While this criticism is probably unfair, there was the astounding revelation that the U.S. Internal Revenue Service has doubled its official estimate of the amount of tax evasion after a new head had been appointed. He is alleged to have decided that the estimate of 5 per cent evasion, twice that given by his predecessor, would strengthen with congress his case for more tax collectors. The IRS is now investigating its own internal auditors. Some academics noted that official positions on the issue now imply that Canadians are 10 times as honest as Americans in filing their income tax returns.
Dr. Don Drummond, deputy minister of finance for fiscal affairs, put much credence in the maximum of 5 per cent figure for the underground economy. Importantly, he noted that this figure represents a serious problem. It equals about $35 billion and, at $17 of federal revenue per $100 of national income, it amounts to about $6 billion of foregone taxes. This is not
enough to eliminate last year's regular deficit of $42 billion but enough to help significantly the fight for a balanced budget.
However, it is unlikely that the full 5 per cent of the more or less officially admitted maximum underground economy can ever be brought into the open and made taxable. Yet I would argue that the lowering of taxes might make for more tax revenue than the $6 billion suggested by the government representatives.
For one, returns from after tax legal income would rise relative to the returns from illegal activities. More important, there would be reduced incentives to produce in the informal unmeasured household sector. This effect will be enlarged considerably when the economy recovers and the number of persons on welfare and UIC is reduced.
It is believed that persons on social assistance use much of their free time to work in this unmeasured sector which is not included in the official estimates of the underground economy. They would do less of this kind of work, hire others to do it and pay with income from their own formal work. Many economists believe that this tendency would be strengthened even more if the pending redesign of social programs makes it more difficult and less rewarding to remain on social and UIC assistance.

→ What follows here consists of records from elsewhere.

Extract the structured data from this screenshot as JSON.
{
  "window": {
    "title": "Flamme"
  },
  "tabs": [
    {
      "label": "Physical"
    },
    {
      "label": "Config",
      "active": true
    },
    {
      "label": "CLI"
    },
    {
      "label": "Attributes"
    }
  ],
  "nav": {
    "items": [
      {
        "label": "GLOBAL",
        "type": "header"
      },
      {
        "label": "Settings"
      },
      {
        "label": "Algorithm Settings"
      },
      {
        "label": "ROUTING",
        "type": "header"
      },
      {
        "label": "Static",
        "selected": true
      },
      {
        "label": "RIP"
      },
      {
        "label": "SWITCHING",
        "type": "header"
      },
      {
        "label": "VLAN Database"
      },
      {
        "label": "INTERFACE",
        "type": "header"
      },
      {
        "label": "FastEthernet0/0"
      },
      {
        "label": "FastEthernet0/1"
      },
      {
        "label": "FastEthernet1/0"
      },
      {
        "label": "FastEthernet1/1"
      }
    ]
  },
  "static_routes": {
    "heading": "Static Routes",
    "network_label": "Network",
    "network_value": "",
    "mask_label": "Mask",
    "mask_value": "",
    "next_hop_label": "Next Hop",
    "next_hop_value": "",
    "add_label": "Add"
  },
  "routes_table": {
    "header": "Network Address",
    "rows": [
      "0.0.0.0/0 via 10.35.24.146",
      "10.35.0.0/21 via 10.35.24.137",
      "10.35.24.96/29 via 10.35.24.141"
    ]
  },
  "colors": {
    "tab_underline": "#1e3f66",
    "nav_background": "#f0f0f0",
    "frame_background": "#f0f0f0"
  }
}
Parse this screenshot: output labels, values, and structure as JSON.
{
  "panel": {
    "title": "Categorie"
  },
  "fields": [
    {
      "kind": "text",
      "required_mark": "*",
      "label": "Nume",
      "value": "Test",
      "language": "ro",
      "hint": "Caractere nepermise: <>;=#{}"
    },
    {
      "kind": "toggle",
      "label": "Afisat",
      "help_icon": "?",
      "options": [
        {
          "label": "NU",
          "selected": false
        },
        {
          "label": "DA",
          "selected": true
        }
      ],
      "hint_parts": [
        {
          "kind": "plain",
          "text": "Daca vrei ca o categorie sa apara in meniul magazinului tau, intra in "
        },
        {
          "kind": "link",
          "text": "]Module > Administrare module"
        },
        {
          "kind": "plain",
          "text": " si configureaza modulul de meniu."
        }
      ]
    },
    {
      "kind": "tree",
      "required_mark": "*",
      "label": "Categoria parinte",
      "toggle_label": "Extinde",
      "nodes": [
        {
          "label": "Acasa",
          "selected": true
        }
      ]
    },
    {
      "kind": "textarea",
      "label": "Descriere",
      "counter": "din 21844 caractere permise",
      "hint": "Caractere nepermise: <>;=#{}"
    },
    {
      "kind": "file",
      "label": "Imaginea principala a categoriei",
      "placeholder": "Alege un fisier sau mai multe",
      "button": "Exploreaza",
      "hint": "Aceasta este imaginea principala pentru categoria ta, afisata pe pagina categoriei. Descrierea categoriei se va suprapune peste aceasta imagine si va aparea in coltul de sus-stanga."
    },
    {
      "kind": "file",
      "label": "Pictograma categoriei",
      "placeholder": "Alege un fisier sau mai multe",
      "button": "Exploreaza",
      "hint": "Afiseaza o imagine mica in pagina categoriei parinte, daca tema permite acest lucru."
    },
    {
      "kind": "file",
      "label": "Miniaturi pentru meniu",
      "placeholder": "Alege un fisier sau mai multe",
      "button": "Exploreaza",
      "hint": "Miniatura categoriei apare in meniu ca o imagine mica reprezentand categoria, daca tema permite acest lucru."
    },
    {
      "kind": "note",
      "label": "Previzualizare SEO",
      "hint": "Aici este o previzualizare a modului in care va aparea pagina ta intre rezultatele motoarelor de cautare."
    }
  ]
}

Let me conclude by summarizing my argument. The underground economy in Canada is large and policies that result in shrinking it would result in significant increases in tax revenue. The federal government has the opportunity to achieve this outcome by the lowering of average and marginal tax rates, the elimination and simplification of regulations and the reform of the social programs.
The issues and opportunities are clear. It is time to act on them.